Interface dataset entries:
------------------------------------------------
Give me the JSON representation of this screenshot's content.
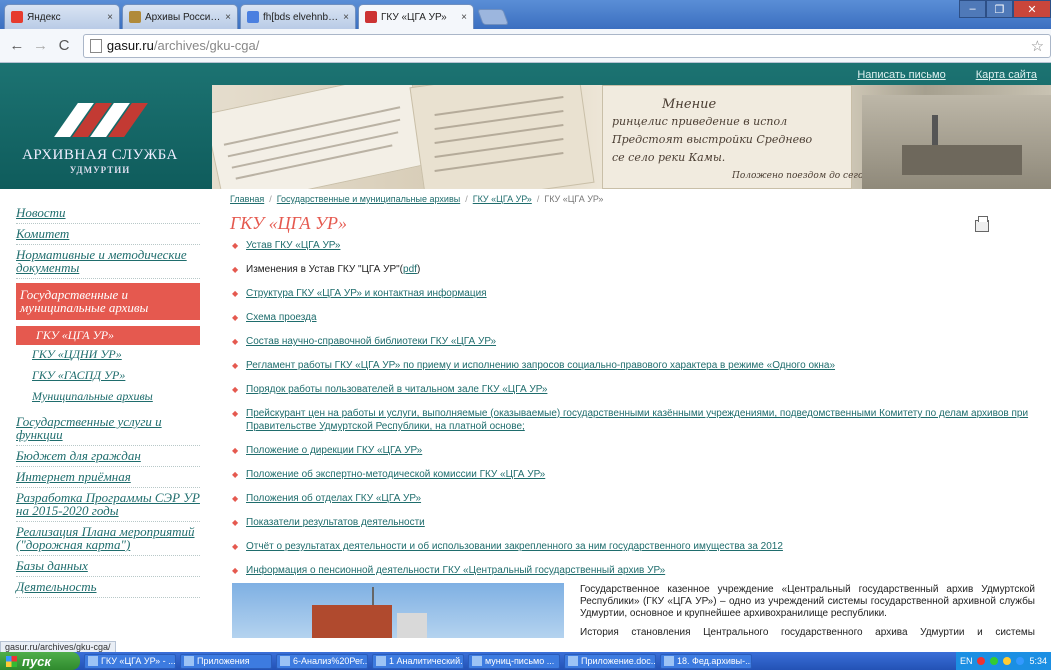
{
  "browser": {
    "tabs": [
      {
        "label": "Яндекс",
        "favicon": "yandex-icon",
        "favicon_color": "#e63b2e"
      },
      {
        "label": "Архивы России. Методиче",
        "favicon": "archive-icon",
        "favicon_color": "#b08a3a"
      },
      {
        "label": "fh[bds elvehnbb - Поиск в G",
        "favicon": "google-icon",
        "favicon_color": "#4a7fe0"
      },
      {
        "label": "ГКУ «ЦГА УР»",
        "favicon": "gasur-icon",
        "favicon_color": "#c33"
      }
    ],
    "active_tab": 3,
    "url_host": "gasur.ru",
    "url_path": "/archives/gku-cga/",
    "window_buttons": [
      "–",
      "❐",
      "✕"
    ]
  },
  "header": {
    "top_links": [
      "Написать письмо",
      "Карта сайта"
    ],
    "org_name": "АРХИВНАЯ СЛУЖБА",
    "org_region": "УДМУРТИИ",
    "logo_colors": [
      "#ffffff",
      "#c33a33",
      "#ffffff",
      "#c33a33"
    ]
  },
  "nav": {
    "items": [
      {
        "label": "Новости"
      },
      {
        "label": "Комитет"
      },
      {
        "label": "Нормативные и методические документы"
      },
      {
        "label": "Государственные и муниципальные архивы",
        "active": true,
        "children": [
          {
            "label": "ГКУ «ЦГА УР»",
            "active": true
          },
          {
            "label": "ГКУ «ЦДНИ УР»"
          },
          {
            "label": "ГКУ «ГАСПД УР»"
          },
          {
            "label": "Муниципальные архивы"
          }
        ]
      },
      {
        "label": "Государственные услуги и функции"
      },
      {
        "label": "Бюджет для граждан"
      },
      {
        "label": "Интернет приёмная"
      },
      {
        "label": "Разработка Программы СЭР УР на 2015-2020 годы"
      },
      {
        "label": "Реализация Плана мероприятий (\"дорожная карта\")"
      },
      {
        "label": "Базы данных"
      },
      {
        "label": "Деятельность"
      }
    ]
  },
  "breadcrumb": [
    "Главная",
    "Государственные и муниципальные архивы",
    "ГКУ «ЦГА УР»",
    "ГКУ «ЦГА УР»"
  ],
  "page_title": "ГКУ «ЦГА УР»",
  "documents": [
    {
      "text": "Устав ГКУ «ЦГА УР»",
      "link": true
    },
    {
      "text": "Изменения в Устав ГКУ \"ЦГА УР\"(",
      "link": false,
      "suffix_link": "pdf",
      "suffix_after": ")"
    },
    {
      "text": "Структура ГКУ «ЦГА УР» и контактная информация",
      "link": true
    },
    {
      "text": "Схема проезда",
      "link": true
    },
    {
      "text": "Состав научно-справочной библиотеки ГКУ «ЦГА УР»",
      "link": true
    },
    {
      "text": "Регламент работы ГКУ «ЦГА УР» по приему и исполнению запросов социально-правового характера в режиме «Одного окна»",
      "link": true
    },
    {
      "text": "Порядок работы пользователей в читальном зале ГКУ «ЦГА УР»",
      "link": true
    },
    {
      "text": "Прейскурант цен на работы и услуги, выполняемые (оказываемые) государственными казёнными учреждениями, подведомственными Комитету по делам архивов при Правительстве Удмуртской Республики, на платной основе;",
      "link": true
    },
    {
      "text": "Положение о дирекции ГКУ «ЦГА УР»",
      "link": true
    },
    {
      "text": "Положение об экспертно-методической комиссии ГКУ «ЦГА УР»",
      "link": true
    },
    {
      "text": "Положения об отделах ГКУ «ЦГА УР»",
      "link": true
    },
    {
      "text": "Показатели результатов деятельности",
      "link": true
    },
    {
      "text": "Отчёт о результатах деятельности и об использовании закрепленного за ним государственного имущества за 2012",
      "link": true
    },
    {
      "text": "Информация о пенсионной деятельности ГКУ «Центральный государственный архив УР»",
      "link": true
    }
  ],
  "about": [
    "Государственное казенное учреждение «Центральный государственный архив Удмуртской Республики» (ГКУ «ЦГА УР») – одно из учреждений системы государственной архивной службы Удмуртии, основное и крупнейшее архивохранилище республики.",
    "История становления Центрального государственного архива Удмуртии и системы государственной архивной службы Удмуртии"
  ],
  "status_url": "gasur.ru/archives/gku-cga/",
  "taskbar": {
    "start": "пуск",
    "items": [
      "ГКУ «ЦГА УР» - ...",
      "Приложения",
      "6-Анализ%20Рег...",
      "1 Аналитический...",
      "муниц-письмо ...",
      "Приложение.doc...",
      "18. Фед.архивы-..."
    ],
    "lang": "EN",
    "time": "5:34"
  }
}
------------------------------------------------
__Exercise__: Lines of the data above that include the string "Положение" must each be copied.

__Solution__:
      "text": "Положение о дирекции ГКУ «ЦГА УР»",
      "text": "Положение об экспертно-методической комиссии ГКУ «ЦГА УР»",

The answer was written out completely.